**Assigned task:**
Print all records exactly, leaving nothing out.

►

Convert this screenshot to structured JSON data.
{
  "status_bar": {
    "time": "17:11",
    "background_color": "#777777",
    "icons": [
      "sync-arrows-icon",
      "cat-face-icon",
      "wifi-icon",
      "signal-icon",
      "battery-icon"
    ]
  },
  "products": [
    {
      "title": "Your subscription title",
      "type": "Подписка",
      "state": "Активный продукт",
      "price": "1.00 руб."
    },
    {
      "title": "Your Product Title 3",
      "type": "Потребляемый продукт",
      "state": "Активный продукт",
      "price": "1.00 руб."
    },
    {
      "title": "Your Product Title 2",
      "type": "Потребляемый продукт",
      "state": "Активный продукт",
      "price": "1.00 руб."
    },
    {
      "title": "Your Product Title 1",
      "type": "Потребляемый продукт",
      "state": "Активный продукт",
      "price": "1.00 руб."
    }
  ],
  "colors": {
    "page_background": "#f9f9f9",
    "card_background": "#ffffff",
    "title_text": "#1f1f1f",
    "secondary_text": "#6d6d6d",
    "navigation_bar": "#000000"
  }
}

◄

**Exercise answer:**
Convert this screenshot to structured JSON data.
{
  "status_bar": {
    "time": "17:11",
    "background_color": "#777777",
    "icons": [
      "sync-arrows-icon",
      "cat-face-icon",
      "wifi-icon",
      "signal-icon",
      "battery-icon"
    ]
  },
  "products": [
    {
      "title": "Your subscription title",
      "type": "Подписка",
      "state": "Активный продукт",
      "price": "1.00 руб."
    },
    {
      "title": "Your Product Title 3",
      "type": "Потребляемый продукт",
      "state": "Активный продукт",
      "price": "1.00 руб."
    },
    {
      "title": "Your Product Title 2",
      "type": "Потребляемый продукт",
      "state": "Активный продукт",
      "price": "1.00 руб."
    },
    {
      "title": "Your Product Title 1",
      "type": "Потребляемый продукт",
      "state": "Активный продукт",
      "price": "1.00 руб."
    }
  ],
  "colors": {
    "page_background": "#f9f9f9",
    "card_background": "#ffffff",
    "title_text": "#1f1f1f",
    "secondary_text": "#6d6d6d",
    "navigation_bar": "#000000"
  }
}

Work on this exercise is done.